▸ **What the task asks**:
Among the entries below, find every line that contains the string "title", then copy it.
──────── Given data ────────
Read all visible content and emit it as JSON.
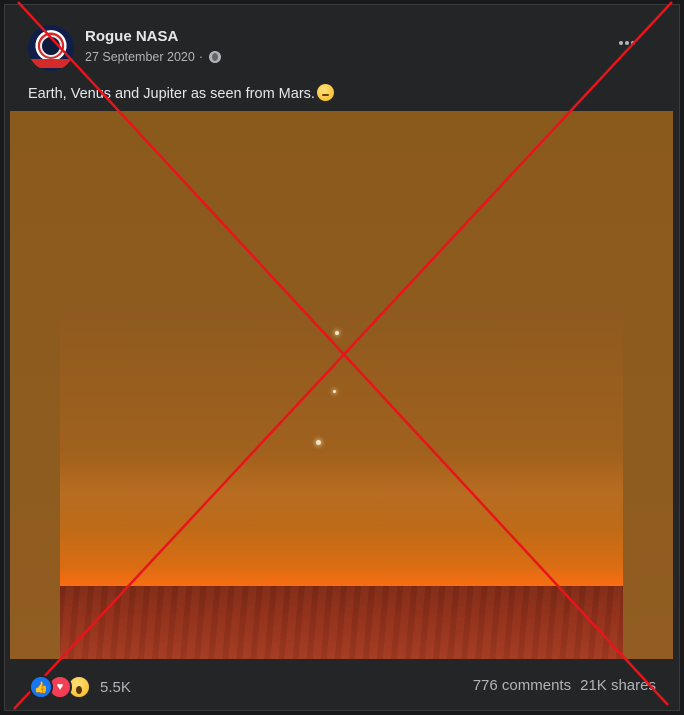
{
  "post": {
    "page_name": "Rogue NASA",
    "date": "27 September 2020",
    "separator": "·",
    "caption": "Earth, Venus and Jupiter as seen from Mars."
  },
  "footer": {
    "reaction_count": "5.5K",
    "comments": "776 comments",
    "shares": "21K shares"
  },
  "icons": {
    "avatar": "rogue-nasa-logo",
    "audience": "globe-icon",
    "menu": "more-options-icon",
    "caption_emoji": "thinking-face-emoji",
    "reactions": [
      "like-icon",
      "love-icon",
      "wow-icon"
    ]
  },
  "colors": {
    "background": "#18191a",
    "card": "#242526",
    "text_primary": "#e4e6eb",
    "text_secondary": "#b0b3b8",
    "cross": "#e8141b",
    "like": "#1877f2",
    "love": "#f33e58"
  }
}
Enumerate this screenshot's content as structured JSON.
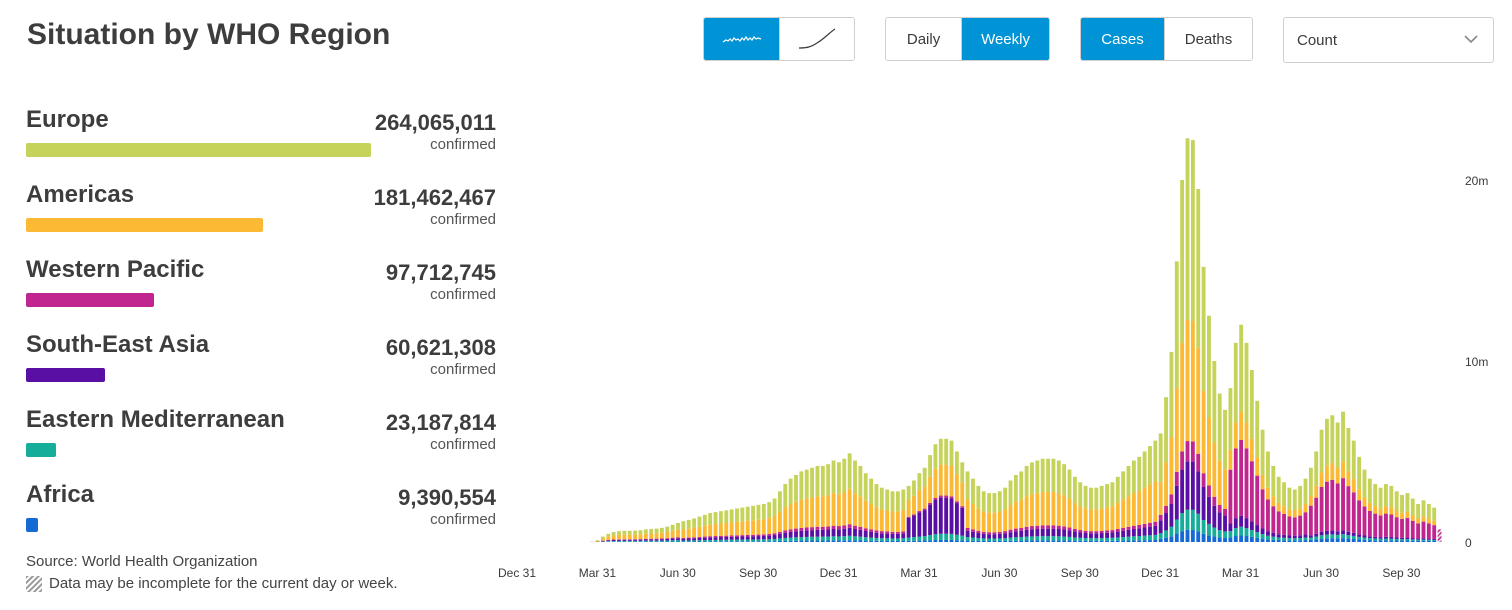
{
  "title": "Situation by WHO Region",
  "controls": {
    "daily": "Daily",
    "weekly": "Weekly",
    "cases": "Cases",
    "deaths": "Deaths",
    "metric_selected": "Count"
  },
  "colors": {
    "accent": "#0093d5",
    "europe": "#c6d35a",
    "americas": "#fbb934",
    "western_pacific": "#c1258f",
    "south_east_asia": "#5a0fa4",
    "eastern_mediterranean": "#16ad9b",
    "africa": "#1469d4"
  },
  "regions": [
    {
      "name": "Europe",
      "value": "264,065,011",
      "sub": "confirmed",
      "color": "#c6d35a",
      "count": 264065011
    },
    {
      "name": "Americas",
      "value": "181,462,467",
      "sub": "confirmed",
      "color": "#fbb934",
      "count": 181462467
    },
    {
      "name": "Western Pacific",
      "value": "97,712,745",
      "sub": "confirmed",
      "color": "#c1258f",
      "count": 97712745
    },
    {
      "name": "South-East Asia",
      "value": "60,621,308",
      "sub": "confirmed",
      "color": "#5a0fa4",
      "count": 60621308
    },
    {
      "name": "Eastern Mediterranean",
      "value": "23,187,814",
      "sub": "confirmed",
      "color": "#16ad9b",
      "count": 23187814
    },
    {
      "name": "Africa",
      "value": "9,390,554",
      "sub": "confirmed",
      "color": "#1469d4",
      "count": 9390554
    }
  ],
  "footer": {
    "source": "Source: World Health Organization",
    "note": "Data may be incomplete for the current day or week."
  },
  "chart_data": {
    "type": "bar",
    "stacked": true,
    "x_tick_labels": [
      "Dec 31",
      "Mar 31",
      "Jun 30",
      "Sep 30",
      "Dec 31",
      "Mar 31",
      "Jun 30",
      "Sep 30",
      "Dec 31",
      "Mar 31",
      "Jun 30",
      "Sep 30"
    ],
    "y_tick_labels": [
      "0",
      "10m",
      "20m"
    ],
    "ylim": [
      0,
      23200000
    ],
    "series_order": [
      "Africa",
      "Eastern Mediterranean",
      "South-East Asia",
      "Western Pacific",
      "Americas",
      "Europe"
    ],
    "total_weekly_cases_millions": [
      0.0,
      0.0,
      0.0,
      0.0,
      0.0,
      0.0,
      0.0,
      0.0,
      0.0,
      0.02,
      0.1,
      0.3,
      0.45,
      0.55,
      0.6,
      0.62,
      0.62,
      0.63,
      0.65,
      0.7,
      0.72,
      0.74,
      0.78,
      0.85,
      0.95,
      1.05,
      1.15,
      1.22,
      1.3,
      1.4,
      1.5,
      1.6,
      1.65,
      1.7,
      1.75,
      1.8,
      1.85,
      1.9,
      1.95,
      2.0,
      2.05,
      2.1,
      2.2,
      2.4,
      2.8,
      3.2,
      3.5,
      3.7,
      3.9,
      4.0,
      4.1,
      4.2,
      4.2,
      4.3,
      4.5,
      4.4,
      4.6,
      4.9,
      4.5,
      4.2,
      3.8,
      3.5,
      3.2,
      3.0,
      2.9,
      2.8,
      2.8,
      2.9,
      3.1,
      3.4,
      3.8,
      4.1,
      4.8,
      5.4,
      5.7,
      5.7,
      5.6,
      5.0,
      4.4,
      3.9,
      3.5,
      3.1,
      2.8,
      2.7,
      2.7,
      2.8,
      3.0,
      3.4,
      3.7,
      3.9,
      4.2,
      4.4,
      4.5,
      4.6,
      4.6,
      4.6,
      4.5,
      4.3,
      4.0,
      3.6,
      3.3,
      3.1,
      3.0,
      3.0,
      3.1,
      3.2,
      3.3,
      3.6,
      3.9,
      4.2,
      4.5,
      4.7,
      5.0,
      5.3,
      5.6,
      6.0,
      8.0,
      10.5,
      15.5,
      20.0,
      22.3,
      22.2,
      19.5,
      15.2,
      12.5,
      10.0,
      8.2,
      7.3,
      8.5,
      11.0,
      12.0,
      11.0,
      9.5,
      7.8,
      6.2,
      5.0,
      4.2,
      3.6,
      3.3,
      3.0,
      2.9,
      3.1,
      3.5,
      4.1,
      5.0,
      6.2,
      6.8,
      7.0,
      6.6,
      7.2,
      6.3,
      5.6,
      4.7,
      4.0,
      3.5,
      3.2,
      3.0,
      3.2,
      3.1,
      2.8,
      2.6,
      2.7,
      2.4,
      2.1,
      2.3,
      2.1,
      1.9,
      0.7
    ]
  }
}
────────
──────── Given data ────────
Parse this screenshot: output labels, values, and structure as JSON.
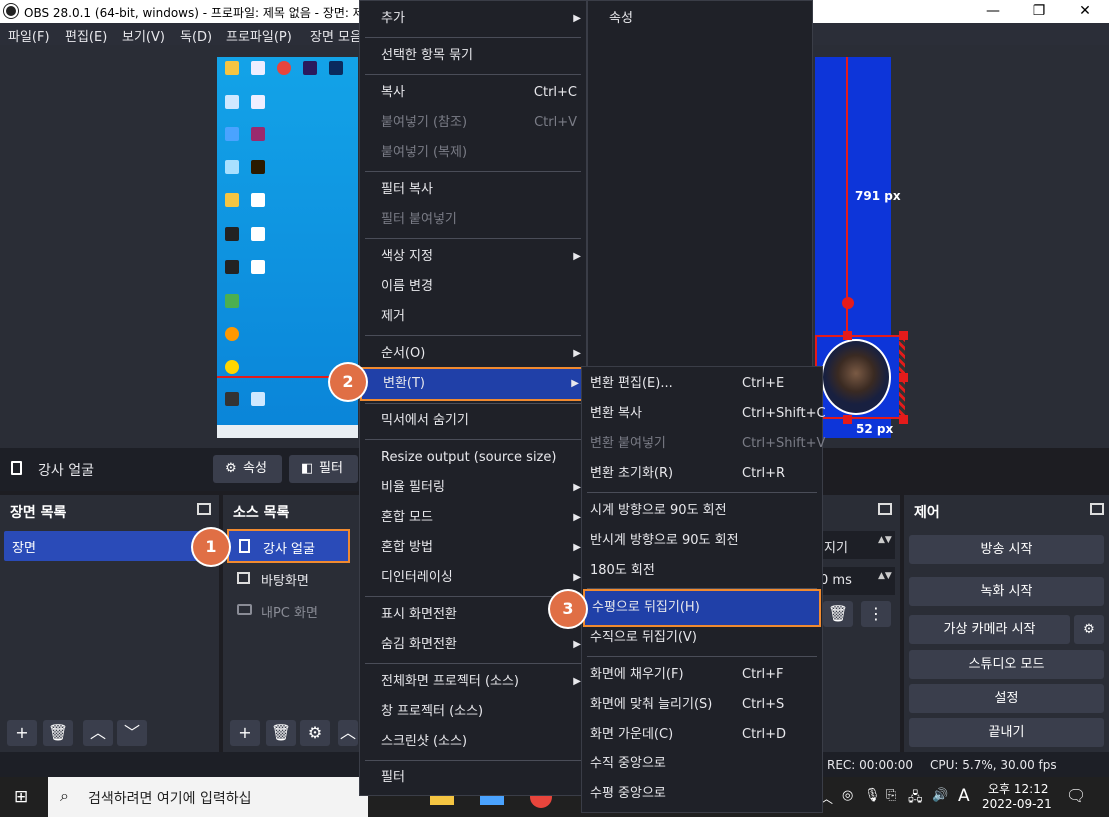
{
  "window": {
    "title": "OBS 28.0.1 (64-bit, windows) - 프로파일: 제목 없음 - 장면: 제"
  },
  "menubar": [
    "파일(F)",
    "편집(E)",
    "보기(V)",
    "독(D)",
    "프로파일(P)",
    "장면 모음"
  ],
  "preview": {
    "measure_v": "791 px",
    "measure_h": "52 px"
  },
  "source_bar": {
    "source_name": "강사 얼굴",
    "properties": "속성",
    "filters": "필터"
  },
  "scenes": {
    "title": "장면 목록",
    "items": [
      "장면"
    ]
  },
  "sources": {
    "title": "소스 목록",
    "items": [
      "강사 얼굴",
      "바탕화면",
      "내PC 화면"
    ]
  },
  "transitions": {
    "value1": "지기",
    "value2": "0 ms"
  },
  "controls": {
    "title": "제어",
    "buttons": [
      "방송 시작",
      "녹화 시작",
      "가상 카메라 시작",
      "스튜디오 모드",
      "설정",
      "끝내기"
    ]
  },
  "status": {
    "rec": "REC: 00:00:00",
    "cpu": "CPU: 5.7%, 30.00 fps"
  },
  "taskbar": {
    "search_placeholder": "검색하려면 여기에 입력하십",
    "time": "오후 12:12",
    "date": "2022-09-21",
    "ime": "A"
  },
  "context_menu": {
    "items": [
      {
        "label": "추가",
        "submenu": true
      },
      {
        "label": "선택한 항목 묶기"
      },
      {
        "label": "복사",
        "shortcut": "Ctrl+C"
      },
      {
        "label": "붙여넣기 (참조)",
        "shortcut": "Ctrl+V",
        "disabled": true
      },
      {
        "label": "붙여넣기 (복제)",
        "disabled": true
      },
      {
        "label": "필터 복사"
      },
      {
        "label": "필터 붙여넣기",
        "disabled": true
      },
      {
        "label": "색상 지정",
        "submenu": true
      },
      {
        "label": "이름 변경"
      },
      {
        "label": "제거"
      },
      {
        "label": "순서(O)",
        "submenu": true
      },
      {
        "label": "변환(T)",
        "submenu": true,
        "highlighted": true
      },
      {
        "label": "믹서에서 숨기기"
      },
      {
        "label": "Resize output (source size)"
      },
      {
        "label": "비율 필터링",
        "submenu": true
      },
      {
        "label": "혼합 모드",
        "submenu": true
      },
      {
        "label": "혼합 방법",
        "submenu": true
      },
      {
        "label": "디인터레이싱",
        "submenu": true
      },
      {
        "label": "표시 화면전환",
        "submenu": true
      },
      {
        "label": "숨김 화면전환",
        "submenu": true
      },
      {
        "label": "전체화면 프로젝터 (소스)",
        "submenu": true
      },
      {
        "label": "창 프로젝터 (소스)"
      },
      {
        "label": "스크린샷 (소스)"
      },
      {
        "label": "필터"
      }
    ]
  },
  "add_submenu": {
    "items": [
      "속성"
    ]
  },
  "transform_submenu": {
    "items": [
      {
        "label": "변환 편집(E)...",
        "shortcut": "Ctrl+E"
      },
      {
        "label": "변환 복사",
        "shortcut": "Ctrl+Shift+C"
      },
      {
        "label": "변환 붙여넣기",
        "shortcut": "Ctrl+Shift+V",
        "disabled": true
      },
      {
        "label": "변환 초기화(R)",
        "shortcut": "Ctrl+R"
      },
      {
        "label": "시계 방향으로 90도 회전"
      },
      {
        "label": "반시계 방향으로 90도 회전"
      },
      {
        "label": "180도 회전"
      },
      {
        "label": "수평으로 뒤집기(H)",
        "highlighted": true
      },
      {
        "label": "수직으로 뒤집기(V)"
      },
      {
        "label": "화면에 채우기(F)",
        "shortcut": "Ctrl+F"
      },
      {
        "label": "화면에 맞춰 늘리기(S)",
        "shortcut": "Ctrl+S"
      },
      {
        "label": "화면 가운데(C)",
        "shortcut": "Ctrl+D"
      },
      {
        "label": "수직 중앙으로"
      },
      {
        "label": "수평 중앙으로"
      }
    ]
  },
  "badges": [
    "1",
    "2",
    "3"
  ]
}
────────
▸ **Output below**:
  "title": "Situation by WHO Region",
    "title": "OBS 28.0.1 (64-bit, windows) - 프로파일: 제목 없음 - 장면: 제"
    "title": "장면 목록",
    "title": "소스 목록",
    "title": "제어",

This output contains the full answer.